Donald: Well, there’s something really special about thinking about those people who weren’t going to see his work for the very first time. This will be their exposure. Have you talked to any of those people?
Fanny: I would say that a lot of people usually coming in are familiar with “Starry Night,” because it’s a bit unavoidable at this point. And usually most people know the ear-cutting incident. But then they see everything else. And then that’s where the work is actually powerful. That’s where it starts impacting them because they are going inside of it. They are breathing to it. And you have all the different reactions that we expect from art. It’s always going to touch people differently. It’s always going to be a different truth that resonates with different people. And so you get to see that.
For some people, they’re touched, and they get tearful, and for others there’s almost like a childlike reaction of twirling around along with the petals that are moving around you. So it’s going to affect people differently. But for a lot of people, this is a great introduction. And a lot of people bring their kids, for whom it’s great also because they get to run around, follow the brushstrokes, follow the light and the colors. And even if you are familiar with his work — like for me — it was almost like the fantasy of being inside the work I knew and loved before. And scale changes everything. When you have a painting you have a more intimate connection to it. You are leaning over it. It’s a different level. But if you have it on the projection wall all around you on the floor, on such a big scale, it’s overpowering you. It does something else. You’re in the middle of it. And so it’s a really, really different experience. But like I said before, the museum experience is also great. This is also phenomenal. It’s about having both and appreciating what this different point of view can bring.
Donald: And like you say: This technology is here, and you might as well use it. Is there anything else you wanted to let people know about the exhibition?

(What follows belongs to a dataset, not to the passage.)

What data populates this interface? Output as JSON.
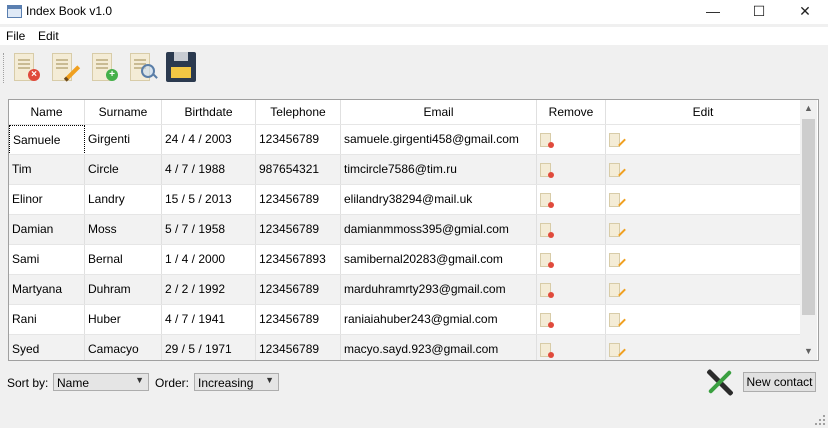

Fanny: I would just say that music plays a big role also. The whole goal is about connecting a 21st century audience to a 19th century artist, showing how relevant he still is, how much impact his work still has. To have somebody struggling so much in his life, and yet transcending all of that in works of art works, of beauty, and all of this blends with the music. It really resonates strongly and I think it speaks to the power of his work. I’m excited for people to see it.